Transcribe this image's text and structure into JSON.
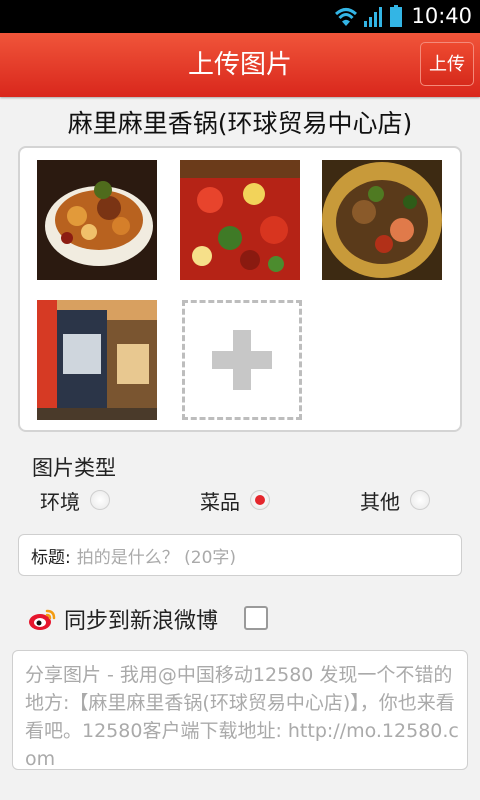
{
  "status_bar": {
    "time": "10:40",
    "icons": [
      "wifi-icon",
      "signal-icon",
      "battery-icon"
    ]
  },
  "header": {
    "title": "上传图片",
    "upload_label": "上传"
  },
  "shop": {
    "name": "麻里麻里香锅(环球贸易中心店)"
  },
  "photos": {
    "count": 4,
    "add_icon": "plus-icon"
  },
  "photo_type": {
    "label": "图片类型",
    "options": [
      {
        "label": "环境",
        "checked": false
      },
      {
        "label": "菜品",
        "checked": true
      },
      {
        "label": "其他",
        "checked": false
      }
    ]
  },
  "title_field": {
    "label": "标题:",
    "placeholder": "拍的是什么？ (20字)"
  },
  "weibo": {
    "label": "同步到新浪微博",
    "checked": false,
    "icon": "weibo-icon"
  },
  "share": {
    "placeholder": "分享图片 - 我用@中国移动12580 发现一个不错的地方:【麻里麻里香锅(环球贸易中心店)】，你也来看看吧。12580客户端下载地址: http://mo.12580.com"
  },
  "colors": {
    "header": "#e0332a",
    "accent": "#e4262d"
  }
}
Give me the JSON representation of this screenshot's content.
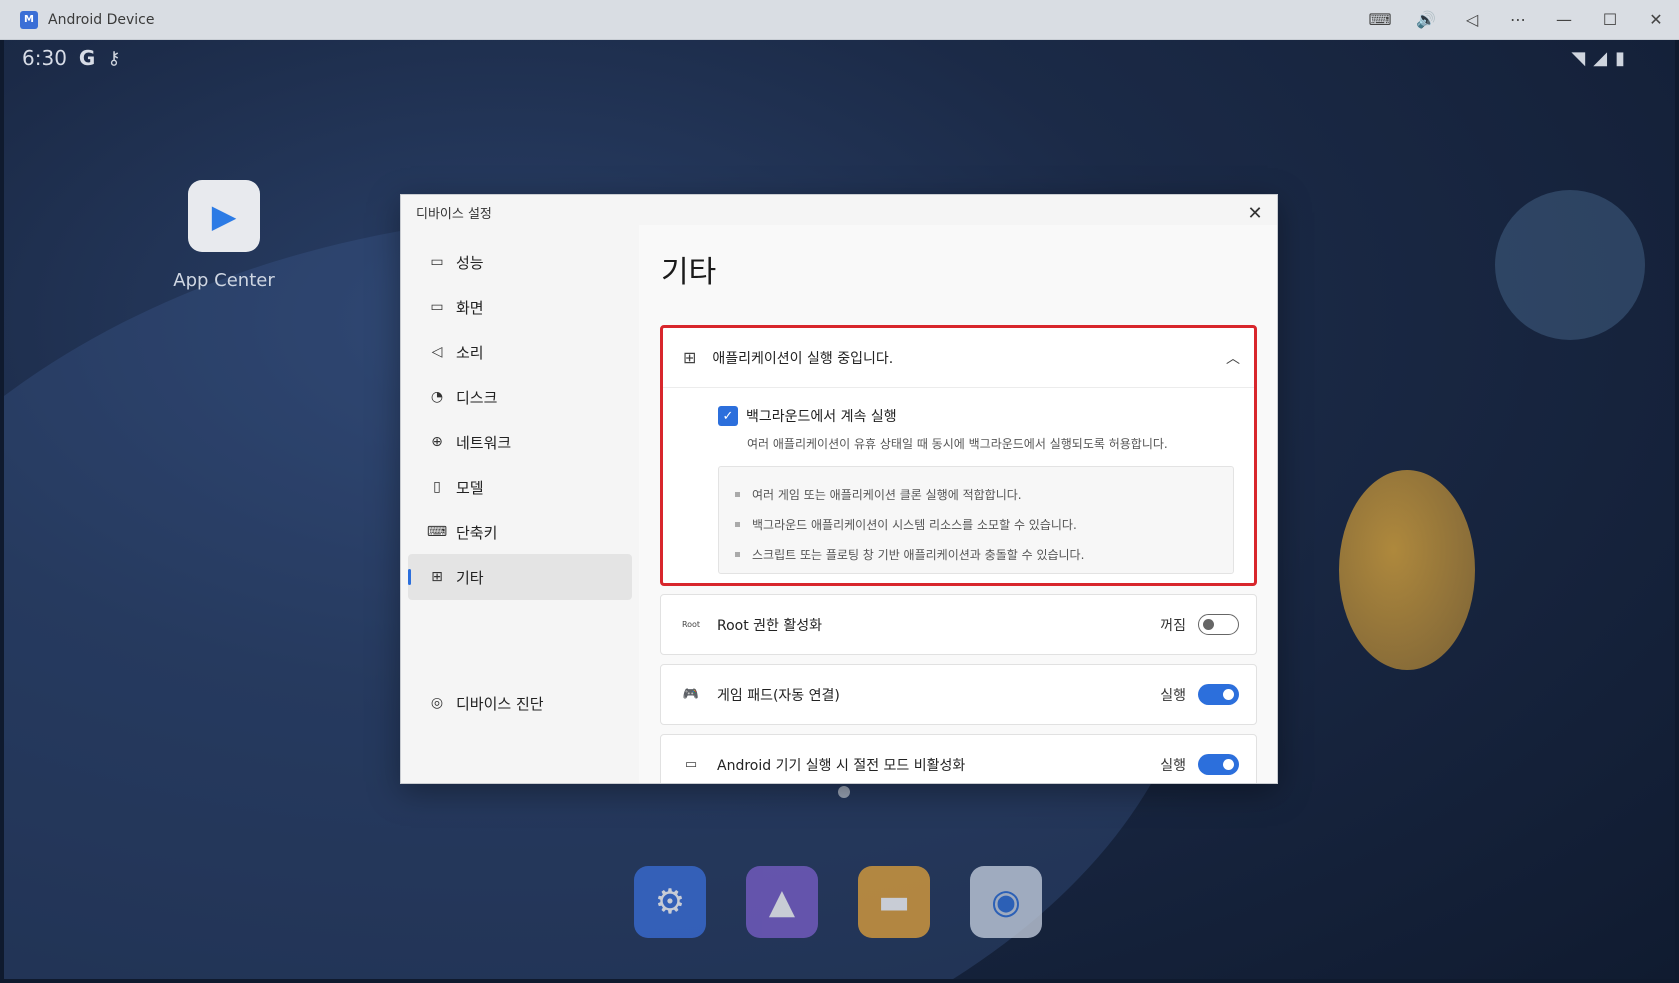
{
  "window": {
    "title": "Android Device",
    "app_icon": "android-device-app-icon",
    "controls": [
      {
        "name": "keyboard-icon",
        "glyph": "⌨"
      },
      {
        "name": "volume-icon",
        "glyph": "🔊"
      },
      {
        "name": "back-icon",
        "glyph": "◁"
      },
      {
        "name": "more-icon",
        "glyph": "⋯"
      },
      {
        "name": "minimize-icon",
        "glyph": "—"
      },
      {
        "name": "maximize-icon",
        "glyph": "☐"
      },
      {
        "name": "close-icon",
        "glyph": "✕"
      }
    ]
  },
  "statusbar": {
    "time": "6:30",
    "g_label": "G"
  },
  "desktop": {
    "app_center_label": "App Center"
  },
  "dialog": {
    "header_title": "디바이스 설정",
    "close_glyph": "✕",
    "nav": [
      {
        "label": "성능",
        "icon": "performance-icon",
        "glyph": "▭"
      },
      {
        "label": "화면",
        "icon": "display-icon",
        "glyph": "▭"
      },
      {
        "label": "소리",
        "icon": "sound-icon",
        "glyph": "◁"
      },
      {
        "label": "디스크",
        "icon": "disk-icon",
        "glyph": "◔"
      },
      {
        "label": "네트워크",
        "icon": "network-icon",
        "glyph": "⊕"
      },
      {
        "label": "모델",
        "icon": "model-icon",
        "glyph": "▯"
      },
      {
        "label": "단축키",
        "icon": "shortcut-icon",
        "glyph": "⌨"
      },
      {
        "label": "기타",
        "icon": "other-icon",
        "glyph": "⊞",
        "active": true
      }
    ],
    "diagnostics_label": "디바이스 진단",
    "content_title": "기타",
    "group": {
      "title": "애플리케이션이 실행 중입니다.",
      "checkbox_label": "백그라운드에서 계속 실행",
      "checkbox_checked": true,
      "description": "여러 애플리케이션이 유휴 상태일 때 동시에 백그라운드에서 실행되도록 허용합니다.",
      "notes": [
        "여러 게임 또는 애플리케이션 클론 실행에 적합합니다.",
        "백그라운드 애플리케이션이 시스템 리소스를 소모할 수 있습니다.",
        "스크립트 또는 플로팅 창 기반 애플리케이션과 충돌할 수 있습니다."
      ]
    },
    "rows": [
      {
        "label": "Root 권한 활성화",
        "state": "꺼짐",
        "on": false,
        "icon": "root-icon",
        "glyph": "Root"
      },
      {
        "label": "게임 패드(자동 연결)",
        "state": "실행",
        "on": true,
        "icon": "gamepad-icon",
        "glyph": "🎮"
      },
      {
        "label": "Android 기기 실행 시 절전 모드 비활성화",
        "state": "실행",
        "on": true,
        "icon": "power-save-icon",
        "glyph": "▭"
      }
    ]
  },
  "colors": {
    "accent": "#2c6fdc",
    "highlight_border": "#d8262c"
  }
}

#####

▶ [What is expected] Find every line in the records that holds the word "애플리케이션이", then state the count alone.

▶ [Finished exercise] 3